  • Morbidity was estimated at 0.31 persons/household/week. This means that 1 person was sick in every 23 households or 1 in every 137 persons per day.

  • The crude mortality rate was estimated at 0.15/10,000 persons/day and the under-five mortality rate was 0.25/10,000/day.

  • Among young children 77.3% were vaccinated against measles, 73.4% had a BCG scar and 72.8% had completed their tri-vaccine dose against DPT.

  • 75.8% of the population received health messages in 2010 compared to 74.0% in 2009 – see Figure 1.

Knowledge of HIV and AIDS had increased from 41.3% in 2009 to 56.3% in 2010.

Figure 1. A Tearfund health education session.

Food Security

38.3% received food security support from Tearfund in 2010 compared to 1.9% in 2009. When asked what type of food security intervention would be beneficial:

  • 60% of respondents suggested seeds distribution

  • 31.7% suggested tools distribution

  • 15.8% requested ox-ploughs

  • 16.7% opted for training on improved farming methods

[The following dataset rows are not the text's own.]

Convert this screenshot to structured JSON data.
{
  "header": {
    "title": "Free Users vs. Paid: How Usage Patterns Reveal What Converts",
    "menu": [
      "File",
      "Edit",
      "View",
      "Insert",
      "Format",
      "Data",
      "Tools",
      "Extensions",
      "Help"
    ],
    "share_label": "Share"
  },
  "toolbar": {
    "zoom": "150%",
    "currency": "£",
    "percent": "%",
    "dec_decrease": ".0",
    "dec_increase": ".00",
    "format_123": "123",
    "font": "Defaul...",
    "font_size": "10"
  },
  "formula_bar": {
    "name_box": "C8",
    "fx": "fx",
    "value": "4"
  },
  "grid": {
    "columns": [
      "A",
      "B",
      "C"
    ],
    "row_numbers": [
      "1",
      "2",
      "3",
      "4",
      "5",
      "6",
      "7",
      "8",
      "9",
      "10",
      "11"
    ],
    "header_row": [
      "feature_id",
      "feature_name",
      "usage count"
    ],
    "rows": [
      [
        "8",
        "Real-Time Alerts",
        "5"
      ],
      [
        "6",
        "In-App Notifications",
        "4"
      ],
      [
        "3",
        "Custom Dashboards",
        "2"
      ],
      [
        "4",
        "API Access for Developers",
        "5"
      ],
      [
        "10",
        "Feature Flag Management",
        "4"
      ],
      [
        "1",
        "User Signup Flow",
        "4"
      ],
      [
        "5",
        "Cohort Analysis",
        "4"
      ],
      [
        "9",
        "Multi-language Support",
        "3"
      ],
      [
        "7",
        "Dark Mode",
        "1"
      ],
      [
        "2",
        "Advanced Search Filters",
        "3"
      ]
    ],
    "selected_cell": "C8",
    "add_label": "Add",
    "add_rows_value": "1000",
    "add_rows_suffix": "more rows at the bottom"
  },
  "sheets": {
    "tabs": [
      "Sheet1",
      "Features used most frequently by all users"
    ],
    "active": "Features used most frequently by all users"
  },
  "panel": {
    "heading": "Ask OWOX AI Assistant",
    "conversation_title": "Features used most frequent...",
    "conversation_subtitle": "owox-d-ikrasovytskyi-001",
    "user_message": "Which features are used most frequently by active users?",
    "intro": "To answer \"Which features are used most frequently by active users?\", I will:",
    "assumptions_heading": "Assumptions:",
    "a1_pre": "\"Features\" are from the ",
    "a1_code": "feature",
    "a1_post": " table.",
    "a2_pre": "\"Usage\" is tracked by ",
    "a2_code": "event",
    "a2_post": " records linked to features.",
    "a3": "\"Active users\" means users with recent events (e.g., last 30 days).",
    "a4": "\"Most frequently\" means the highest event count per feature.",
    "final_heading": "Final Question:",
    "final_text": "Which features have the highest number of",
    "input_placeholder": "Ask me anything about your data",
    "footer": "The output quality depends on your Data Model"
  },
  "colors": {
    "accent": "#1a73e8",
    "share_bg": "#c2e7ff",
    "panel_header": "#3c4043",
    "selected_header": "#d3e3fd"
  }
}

  • 14.0% did not know of any solutions to improve food security.

Literacy and Gender

Only 5.8% of the respondents had attained formal education to the level of primary. The majority, 94.2%, did not attend any formal education and therefore were illiterate. The percentage of illiteracy among women was 98.9% compared to 76% among men. In the 5-20 year age group, 32.1% of boys and 58.6% of girls were not attending school.


There was an increase in service delivery to the beneficiaries across different sectors in the programme. The results showed improvement in WASH activities with an increase in the quantity of water used for domestic purposes. Latrine construction and usage was encouraging when compared with previous results. Observation showed that there was a remarkable increase in food security support this year compared to previous years. Health services were delivered successfully with no disease epidemic recorded during the year. Both crude mortality rates and under-fives mortality rates were below the Sphere thresholds for Sub-Saharan Africa and are well controlled. There is a serious education deficit among the population with 94.2% classed as illiterate. More than half of the female children were not attending school, and school dropout rates among girls was alarmingly high as they progressed to the upper classes. There was concern about the huge expected influx of returnees in the area. The influx may reverse the progress made if needs for the services surpass the available resources. More resources will be required to meet the increased demand.

To obtain the full report email [email protected]